Remuneration – fair payment for work
Centralization – decisions are made at the top of the management
Order – there is a place for everything
Equity – managers should be kind and fair
Personal tenure – unnecessary turnover should be avoided.
Initiative – undertake work with zeal and energy
Esprit de corps – work to build harmony among personnel
o He also came up with rules of management that resemble the four functions
of management (organizing, leading, controlling and planning)
Foresight — to complete a plan of action for the future.
Organization — to provide and mobilize resources to implement the
Command — to lead, select, and evaluate workers to get the best work
toward the plan.
Coordination — to fit diverse efforts together and ensure information
is shared and problems solved.
Control — to make sure things happen according to plan and to take
necessary corrective action.
Mary Parker Follett
o Groups and human cooperation:
Groups are mechanisms through which individuals can combine their
talents for a greater good.
Organizations are cooperating “communities” of managers and
Manager’s job is to help people in the organization cooperate and
achieve an integration of interests.
o Forward-looking management insights:
Making every employee an owner creates a sense of collective
responsibility (precursor of employee ownership, profit sharing, and

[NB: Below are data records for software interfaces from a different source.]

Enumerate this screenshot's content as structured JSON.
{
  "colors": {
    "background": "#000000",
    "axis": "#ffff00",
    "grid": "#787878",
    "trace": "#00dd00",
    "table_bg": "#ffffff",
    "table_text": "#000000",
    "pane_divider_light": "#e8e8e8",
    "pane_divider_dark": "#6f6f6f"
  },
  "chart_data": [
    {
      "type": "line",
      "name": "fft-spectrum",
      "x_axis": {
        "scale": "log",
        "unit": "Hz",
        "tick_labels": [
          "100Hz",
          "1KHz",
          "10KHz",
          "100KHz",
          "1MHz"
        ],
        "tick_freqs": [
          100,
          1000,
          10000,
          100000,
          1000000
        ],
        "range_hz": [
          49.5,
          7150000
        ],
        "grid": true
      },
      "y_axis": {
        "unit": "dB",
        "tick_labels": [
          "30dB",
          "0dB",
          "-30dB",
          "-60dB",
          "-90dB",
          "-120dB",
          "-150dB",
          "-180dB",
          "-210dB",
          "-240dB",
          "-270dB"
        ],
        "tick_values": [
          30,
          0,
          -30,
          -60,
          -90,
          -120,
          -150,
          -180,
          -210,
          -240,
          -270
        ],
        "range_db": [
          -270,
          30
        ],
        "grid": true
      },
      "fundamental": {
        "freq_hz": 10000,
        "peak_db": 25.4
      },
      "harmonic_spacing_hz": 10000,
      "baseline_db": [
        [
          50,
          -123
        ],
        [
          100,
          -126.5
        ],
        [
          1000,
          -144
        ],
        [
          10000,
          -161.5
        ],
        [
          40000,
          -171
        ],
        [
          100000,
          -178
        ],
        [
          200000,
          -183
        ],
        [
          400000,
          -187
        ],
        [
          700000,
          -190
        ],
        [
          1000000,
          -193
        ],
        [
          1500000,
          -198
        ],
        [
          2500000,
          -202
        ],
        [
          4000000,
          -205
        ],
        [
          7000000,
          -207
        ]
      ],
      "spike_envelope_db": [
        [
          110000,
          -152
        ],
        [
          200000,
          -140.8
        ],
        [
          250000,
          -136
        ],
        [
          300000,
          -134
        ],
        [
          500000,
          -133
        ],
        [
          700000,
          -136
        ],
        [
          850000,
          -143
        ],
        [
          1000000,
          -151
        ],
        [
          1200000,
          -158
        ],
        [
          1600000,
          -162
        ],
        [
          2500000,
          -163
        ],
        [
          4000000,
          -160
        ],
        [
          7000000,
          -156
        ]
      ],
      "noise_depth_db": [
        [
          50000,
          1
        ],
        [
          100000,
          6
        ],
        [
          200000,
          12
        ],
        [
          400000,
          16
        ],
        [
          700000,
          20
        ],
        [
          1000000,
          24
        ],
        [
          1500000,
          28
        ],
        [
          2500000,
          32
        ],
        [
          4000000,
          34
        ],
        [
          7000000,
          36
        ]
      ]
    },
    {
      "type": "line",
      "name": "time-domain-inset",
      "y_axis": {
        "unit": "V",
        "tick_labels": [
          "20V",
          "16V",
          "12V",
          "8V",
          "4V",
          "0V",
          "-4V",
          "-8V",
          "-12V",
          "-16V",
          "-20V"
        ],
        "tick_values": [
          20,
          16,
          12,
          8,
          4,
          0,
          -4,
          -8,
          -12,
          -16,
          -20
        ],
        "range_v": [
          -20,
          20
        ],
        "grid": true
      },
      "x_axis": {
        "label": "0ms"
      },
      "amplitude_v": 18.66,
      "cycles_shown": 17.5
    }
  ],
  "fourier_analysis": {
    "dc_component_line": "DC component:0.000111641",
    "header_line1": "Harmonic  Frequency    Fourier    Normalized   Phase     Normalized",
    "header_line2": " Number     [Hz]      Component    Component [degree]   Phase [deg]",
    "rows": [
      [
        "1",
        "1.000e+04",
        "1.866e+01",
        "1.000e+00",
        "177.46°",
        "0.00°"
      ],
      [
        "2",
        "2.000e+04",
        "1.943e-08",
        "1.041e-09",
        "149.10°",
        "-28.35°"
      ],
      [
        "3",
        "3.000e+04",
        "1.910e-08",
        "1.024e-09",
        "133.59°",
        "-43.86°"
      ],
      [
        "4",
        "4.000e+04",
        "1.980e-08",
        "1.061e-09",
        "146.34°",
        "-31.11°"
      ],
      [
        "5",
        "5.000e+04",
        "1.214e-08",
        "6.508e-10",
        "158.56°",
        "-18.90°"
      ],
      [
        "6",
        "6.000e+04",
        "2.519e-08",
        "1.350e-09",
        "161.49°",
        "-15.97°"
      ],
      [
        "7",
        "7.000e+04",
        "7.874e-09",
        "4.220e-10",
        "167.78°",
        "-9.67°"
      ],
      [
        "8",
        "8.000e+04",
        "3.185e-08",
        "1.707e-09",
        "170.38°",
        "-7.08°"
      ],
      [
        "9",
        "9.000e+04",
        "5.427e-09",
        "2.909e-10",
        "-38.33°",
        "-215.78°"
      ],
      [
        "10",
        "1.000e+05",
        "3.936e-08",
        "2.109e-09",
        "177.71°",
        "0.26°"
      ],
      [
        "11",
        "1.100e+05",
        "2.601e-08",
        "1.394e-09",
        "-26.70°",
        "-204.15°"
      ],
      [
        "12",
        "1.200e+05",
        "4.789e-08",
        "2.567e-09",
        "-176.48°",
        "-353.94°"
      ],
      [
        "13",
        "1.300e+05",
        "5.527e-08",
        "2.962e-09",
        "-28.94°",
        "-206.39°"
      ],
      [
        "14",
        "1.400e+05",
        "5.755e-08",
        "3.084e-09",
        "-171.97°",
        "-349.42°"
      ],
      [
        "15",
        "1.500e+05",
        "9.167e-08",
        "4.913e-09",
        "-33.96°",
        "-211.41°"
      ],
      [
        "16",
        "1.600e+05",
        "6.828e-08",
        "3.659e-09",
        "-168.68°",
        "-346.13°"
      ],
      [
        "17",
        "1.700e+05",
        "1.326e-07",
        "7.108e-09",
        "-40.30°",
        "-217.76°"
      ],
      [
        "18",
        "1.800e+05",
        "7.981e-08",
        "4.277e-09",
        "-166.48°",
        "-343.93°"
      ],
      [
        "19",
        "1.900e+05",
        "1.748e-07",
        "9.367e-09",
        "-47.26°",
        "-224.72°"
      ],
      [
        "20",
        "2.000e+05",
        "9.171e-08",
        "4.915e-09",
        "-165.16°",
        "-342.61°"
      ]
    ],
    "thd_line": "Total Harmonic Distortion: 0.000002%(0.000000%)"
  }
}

Business problems involve a variety of inter-related factors (precursor
of systems thinking)
Private profits relative to public good (precursor of managerial ethics
and social responsibility)
o He believed the bureaucracy was the way to correct problems about failed
performance potential by only successful or of high rank individuals in the
country (authority > job capability)
o Bureaucracy : rational and efficient form of organization founded on logic,
order and legitimate authority.
o Characteristics of his bureaucracy:
www.notesolution.com Clear division of labor - jobs are well defined
Clear hierarchy of authority - authority for each position is given
Formal rules and procedures – written guidelines direct behaviour
Impersonality – rules and procedures are impartial and uniformly
Careers based on merit – workers are promoted based on ability to
o Disadvantages of Bureaucracy
Excessive paperwork or “red tape”
Slowness in handling problems
Rigidity in the face of shifting needs
Resistance to change
BEHAVIORAL MANAGEMENT APPROACHES
Behavioural approaches maintain that people are social and self-actualizing. People
at work are assumed to seek satisfying social relationships, respond to group
pressures, and search for personal fulfillment.
The Hawthorne Studies and Human Relations
Initial study examined how economic incentives and physical conditions affected
No consistent relationship found.
“Psychological factors” influenced results.
Relay Assembly Test- Room Studies
o Manipulated physical work conditions to assess impact on output. (more or
o Designed to minimize the “psychological factors” of previous experiment.
o Factors that accounted for increased productivity:
www.notesolution.com Employee attitudes, interpersonal relations, and group processes
o Work conditions and wages could be sources for some workers satisfaction
o People restricted output to adhere to group norms, vs. producing more output
and making more money
o Social and human concerns are keys to productivity.
o Human relations movement : managers who use good human relations will
o Hawthorne effect — people who are singled out for special attention perform